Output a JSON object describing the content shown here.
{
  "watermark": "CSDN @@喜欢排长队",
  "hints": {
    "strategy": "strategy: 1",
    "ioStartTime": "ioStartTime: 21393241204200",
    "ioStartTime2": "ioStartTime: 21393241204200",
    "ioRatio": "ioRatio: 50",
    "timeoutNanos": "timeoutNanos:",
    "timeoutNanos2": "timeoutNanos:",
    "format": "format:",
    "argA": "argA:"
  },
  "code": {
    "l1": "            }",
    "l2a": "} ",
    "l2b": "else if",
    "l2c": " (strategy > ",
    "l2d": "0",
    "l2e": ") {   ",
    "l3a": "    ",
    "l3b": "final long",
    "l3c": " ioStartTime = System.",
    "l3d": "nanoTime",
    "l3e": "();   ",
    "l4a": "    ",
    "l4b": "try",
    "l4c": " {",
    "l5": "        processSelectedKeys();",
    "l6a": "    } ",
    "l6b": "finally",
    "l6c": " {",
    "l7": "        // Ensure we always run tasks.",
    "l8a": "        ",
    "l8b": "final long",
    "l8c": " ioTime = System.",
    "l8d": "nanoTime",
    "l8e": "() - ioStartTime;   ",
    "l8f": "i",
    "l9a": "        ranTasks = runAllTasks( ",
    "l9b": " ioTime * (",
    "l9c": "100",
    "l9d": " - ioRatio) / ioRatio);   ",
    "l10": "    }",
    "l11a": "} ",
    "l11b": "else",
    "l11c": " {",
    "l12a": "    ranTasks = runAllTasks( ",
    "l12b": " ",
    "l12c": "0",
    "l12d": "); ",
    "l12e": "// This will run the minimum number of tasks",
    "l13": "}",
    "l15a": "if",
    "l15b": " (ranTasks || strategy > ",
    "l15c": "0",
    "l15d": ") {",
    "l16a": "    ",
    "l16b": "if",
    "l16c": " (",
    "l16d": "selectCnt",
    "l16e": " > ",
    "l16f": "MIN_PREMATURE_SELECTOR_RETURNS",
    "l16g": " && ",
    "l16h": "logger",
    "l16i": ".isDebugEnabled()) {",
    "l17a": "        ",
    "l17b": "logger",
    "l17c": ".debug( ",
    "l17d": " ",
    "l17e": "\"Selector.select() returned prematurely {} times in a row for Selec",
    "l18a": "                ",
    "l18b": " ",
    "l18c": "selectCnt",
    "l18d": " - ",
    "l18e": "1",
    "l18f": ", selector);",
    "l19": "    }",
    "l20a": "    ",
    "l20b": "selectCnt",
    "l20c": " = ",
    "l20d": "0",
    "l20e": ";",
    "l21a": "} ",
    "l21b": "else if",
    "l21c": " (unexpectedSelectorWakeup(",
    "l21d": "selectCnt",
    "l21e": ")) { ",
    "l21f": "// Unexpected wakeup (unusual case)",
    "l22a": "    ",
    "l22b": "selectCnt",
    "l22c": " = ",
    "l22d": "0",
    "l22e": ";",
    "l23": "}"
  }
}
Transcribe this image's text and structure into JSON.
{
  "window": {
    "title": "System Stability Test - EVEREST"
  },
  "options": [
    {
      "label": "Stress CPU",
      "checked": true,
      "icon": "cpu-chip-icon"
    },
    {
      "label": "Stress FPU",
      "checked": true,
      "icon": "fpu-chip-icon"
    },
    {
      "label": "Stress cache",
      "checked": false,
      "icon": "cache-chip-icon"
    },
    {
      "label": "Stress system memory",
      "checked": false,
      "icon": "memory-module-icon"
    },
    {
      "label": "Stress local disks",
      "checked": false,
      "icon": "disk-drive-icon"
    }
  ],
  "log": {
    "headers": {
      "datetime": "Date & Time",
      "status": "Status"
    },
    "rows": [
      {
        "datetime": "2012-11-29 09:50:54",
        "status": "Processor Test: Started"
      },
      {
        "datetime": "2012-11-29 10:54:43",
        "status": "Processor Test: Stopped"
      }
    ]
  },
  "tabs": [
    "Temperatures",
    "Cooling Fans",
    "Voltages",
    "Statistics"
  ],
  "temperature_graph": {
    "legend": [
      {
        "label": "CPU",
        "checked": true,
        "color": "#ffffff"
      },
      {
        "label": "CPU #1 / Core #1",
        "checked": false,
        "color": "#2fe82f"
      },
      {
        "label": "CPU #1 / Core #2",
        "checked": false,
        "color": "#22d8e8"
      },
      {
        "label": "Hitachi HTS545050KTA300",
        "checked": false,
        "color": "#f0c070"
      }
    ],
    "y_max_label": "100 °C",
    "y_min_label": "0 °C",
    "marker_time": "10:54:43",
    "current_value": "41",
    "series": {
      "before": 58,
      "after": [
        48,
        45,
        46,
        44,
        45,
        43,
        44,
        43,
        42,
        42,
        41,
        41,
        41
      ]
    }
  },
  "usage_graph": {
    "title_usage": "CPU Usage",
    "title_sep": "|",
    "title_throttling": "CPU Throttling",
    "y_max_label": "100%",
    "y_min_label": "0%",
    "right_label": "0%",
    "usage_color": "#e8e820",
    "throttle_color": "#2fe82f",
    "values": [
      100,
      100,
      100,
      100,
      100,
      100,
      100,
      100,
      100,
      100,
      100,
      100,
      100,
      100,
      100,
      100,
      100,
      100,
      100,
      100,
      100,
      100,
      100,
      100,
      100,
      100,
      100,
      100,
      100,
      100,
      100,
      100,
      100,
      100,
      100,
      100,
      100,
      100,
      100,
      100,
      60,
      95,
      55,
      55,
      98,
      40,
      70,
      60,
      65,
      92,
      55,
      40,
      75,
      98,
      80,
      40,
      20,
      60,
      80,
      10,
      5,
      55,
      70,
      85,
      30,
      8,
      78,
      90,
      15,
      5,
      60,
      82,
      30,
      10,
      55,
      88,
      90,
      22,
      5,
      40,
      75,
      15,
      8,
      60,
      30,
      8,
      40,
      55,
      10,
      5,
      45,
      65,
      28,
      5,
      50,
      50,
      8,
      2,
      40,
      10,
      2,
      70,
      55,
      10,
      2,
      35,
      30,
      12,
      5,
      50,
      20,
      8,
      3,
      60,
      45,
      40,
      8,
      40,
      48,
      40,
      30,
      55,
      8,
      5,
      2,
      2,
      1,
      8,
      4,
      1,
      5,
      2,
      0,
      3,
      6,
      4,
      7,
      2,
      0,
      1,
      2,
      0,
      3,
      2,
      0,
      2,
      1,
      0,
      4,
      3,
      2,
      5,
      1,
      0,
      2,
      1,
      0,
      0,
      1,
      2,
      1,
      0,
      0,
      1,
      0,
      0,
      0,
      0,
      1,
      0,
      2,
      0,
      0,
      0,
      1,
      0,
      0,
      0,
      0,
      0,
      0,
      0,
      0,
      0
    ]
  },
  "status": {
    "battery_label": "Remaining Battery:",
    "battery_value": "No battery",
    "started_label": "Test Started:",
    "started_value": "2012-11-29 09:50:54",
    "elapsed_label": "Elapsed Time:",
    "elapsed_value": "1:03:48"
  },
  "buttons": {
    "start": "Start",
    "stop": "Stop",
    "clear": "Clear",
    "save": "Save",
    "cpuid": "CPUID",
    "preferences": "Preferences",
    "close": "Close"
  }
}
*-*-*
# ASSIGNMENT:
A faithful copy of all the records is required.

# RESULT OF THE EXERCISE:
Output a JSON object describing the content shown here.
{
  "watermark": "CSDN @@喜欢排长队",
  "hints": {
    "strategy": "strategy: 1",
    "ioStartTime": "ioStartTime: 21393241204200",
    "ioStartTime2": "ioStartTime: 21393241204200",
    "ioRatio": "ioRatio: 50",
    "timeoutNanos": "timeoutNanos:",
    "timeoutNanos2": "timeoutNanos:",
    "format": "format:",
    "argA": "argA:"
  },
  "code": {
    "l1": "            }",
    "l2a": "} ",
    "l2b": "else if",
    "l2c": " (strategy > ",
    "l2d": "0",
    "l2e": ") {   ",
    "l3a": "    ",
    "l3b": "final long",
    "l3c": " ioStartTime = System.",
    "l3d": "nanoTime",
    "l3e": "();   ",
    "l4a": "    ",
    "l4b": "try",
    "l4c": " {",
    "l5": "        processSelectedKeys();",
    "l6a": "    } ",
    "l6b": "finally",
    "l6c": " {",
    "l7": "        // Ensure we always run tasks.",
    "l8a": "        ",
    "l8b": "final long",
    "l8c": " ioTime = System.",
    "l8d": "nanoTime",
    "l8e": "() - ioStartTime;   ",
    "l8f": "i",
    "l9a": "        ranTasks = runAllTasks( ",
    "l9b": " ioTime * (",
    "l9c": "100",
    "l9d": " - ioRatio) / ioRatio);   ",
    "l10": "    }",
    "l11a": "} ",
    "l11b": "else",
    "l11c": " {",
    "l12a": "    ranTasks = runAllTasks( ",
    "l12b": " ",
    "l12c": "0",
    "l12d": "); ",
    "l12e": "// This will run the minimum number of tasks",
    "l13": "}",
    "l15a": "if",
    "l15b": " (ranTasks || strategy > ",
    "l15c": "0",
    "l15d": ") {",
    "l16a": "    ",
    "l16b": "if",
    "l16c": " (",
    "l16d": "selectCnt",
    "l16e": " > ",
    "l16f": "MIN_PREMATURE_SELECTOR_RETURNS",
    "l16g": " && ",
    "l16h": "logger",
    "l16i": ".isDebugEnabled()) {",
    "l17a": "        ",
    "l17b": "logger",
    "l17c": ".debug( ",
    "l17d": " ",
    "l17e": "\"Selector.select() returned prematurely {} times in a row for Selec",
    "l18a": "                ",
    "l18b": " ",
    "l18c": "selectCnt",
    "l18d": " - ",
    "l18e": "1",
    "l18f": ", selector);",
    "l19": "    }",
    "l20a": "    ",
    "l20b": "selectCnt",
    "l20c": " = ",
    "l20d": "0",
    "l20e": ";",
    "l21a": "} ",
    "l21b": "else if",
    "l21c": " (unexpectedSelectorWakeup(",
    "l21d": "selectCnt",
    "l21e": ")) { ",
    "l21f": "// Unexpected wakeup (unusual case)",
    "l22a": "    ",
    "l22b": "selectCnt",
    "l22c": " = ",
    "l22d": "0",
    "l22e": ";",
    "l23": "}"
  }
}
Transcribe this image's text and structure into JSON.
{
  "window": {
    "title": "System Stability Test - EVEREST"
  },
  "options": [
    {
      "label": "Stress CPU",
      "checked": true,
      "icon": "cpu-chip-icon"
    },
    {
      "label": "Stress FPU",
      "checked": true,
      "icon": "fpu-chip-icon"
    },
    {
      "label": "Stress cache",
      "checked": false,
      "icon": "cache-chip-icon"
    },
    {
      "label": "Stress system memory",
      "checked": false,
      "icon": "memory-module-icon"
    },
    {
      "label": "Stress local disks",
      "checked": false,
      "icon": "disk-drive-icon"
    }
  ],
  "log": {
    "headers": {
      "datetime": "Date & Time",
      "status": "Status"
    },
    "rows": [
      {
        "datetime": "2012-11-29 09:50:54",
        "status": "Processor Test: Started"
      },
      {
        "datetime": "2012-11-29 10:54:43",
        "status": "Processor Test: Stopped"
      }
    ]
  },
  "tabs": [
    "Temperatures",
    "Cooling Fans",
    "Voltages",
    "Statistics"
  ],
  "temperature_graph": {
    "legend": [
      {
        "label": "CPU",
        "checked": true,
        "color": "#ffffff"
      },
      {
        "label": "CPU #1 / Core #1",
        "checked": false,
        "color": "#2fe82f"
      },
      {
        "label": "CPU #1 / Core #2",
        "checked": false,
        "color": "#22d8e8"
      },
      {
        "label": "Hitachi HTS545050KTA300",
        "checked": false,
        "color": "#f0c070"
      }
    ],
    "y_max_label": "100 °C",
    "y_min_label": "0 °C",
    "marker_time": "10:54:43",
    "current_value": "41",
    "series": {
      "before": 58,
      "after": [
        48,
        45,
        46,
        44,
        45,
        43,
        44,
        43,
        42,
        42,
        41,
        41,
        41
      ]
    }
  },
  "usage_graph": {
    "title_usage": "CPU Usage",
    "title_sep": "|",
    "title_throttling": "CPU Throttling",
    "y_max_label": "100%",
    "y_min_label": "0%",
    "right_label": "0%",
    "usage_color": "#e8e820",
    "throttle_color": "#2fe82f",
    "values": [
      100,
      100,
      100,
      100,
      100,
      100,
      100,
      100,
      100,
      100,
      100,
      100,
      100,
      100,
      100,
      100,
      100,
      100,
      100,
      100,
      100,
      100,
      100,
      100,
      100,
      100,
      100,
      100,
      100,
      100,
      100,
      100,
      100,
      100,
      100,
      100,
      100,
      100,
      100,
      100,
      60,
      95,
      55,
      55,
      98,
      40,
      70,
      60,
      65,
      92,
      55,
      40,
      75,
      98,
      80,
      40,
      20,
      60,
      80,
      10,
      5,
      55,
      70,
      85,
      30,
      8,
      78,
      90,
      15,
      5,
      60,
      82,
      30,
      10,
      55,
      88,
      90,
      22,
      5,
      40,
      75,
      15,
      8,
      60,
      30,
      8,
      40,
      55,
      10,
      5,
      45,
      65,
      28,
      5,
      50,
      50,
      8,
      2,
      40,
      10,
      2,
      70,
      55,
      10,
      2,
      35,
      30,
      12,
      5,
      50,
      20,
      8,
      3,
      60,
      45,
      40,
      8,
      40,
      48,
      40,
      30,
      55,
      8,
      5,
      2,
      2,
      1,
      8,
      4,
      1,
      5,
      2,
      0,
      3,
      6,
      4,
      7,
      2,
      0,
      1,
      2,
      0,
      3,
      2,
      0,
      2,
      1,
      0,
      4,
      3,
      2,
      5,
      1,
      0,
      2,
      1,
      0,
      0,
      1,
      2,
      1,
      0,
      0,
      1,
      0,
      0,
      0,
      0,
      1,
      0,
      2,
      0,
      0,
      0,
      1,
      0,
      0,
      0,
      0,
      0,
      0,
      0,
      0,
      0
    ]
  },
  "status": {
    "battery_label": "Remaining Battery:",
    "battery_value": "No battery",
    "started_label": "Test Started:",
    "started_value": "2012-11-29 09:50:54",
    "elapsed_label": "Elapsed Time:",
    "elapsed_value": "1:03:48"
  },
  "buttons": {
    "start": "Start",
    "stop": "Stop",
    "clear": "Clear",
    "save": "Save",
    "cpuid": "CPUID",
    "preferences": "Preferences",
    "close": "Close"
  }
}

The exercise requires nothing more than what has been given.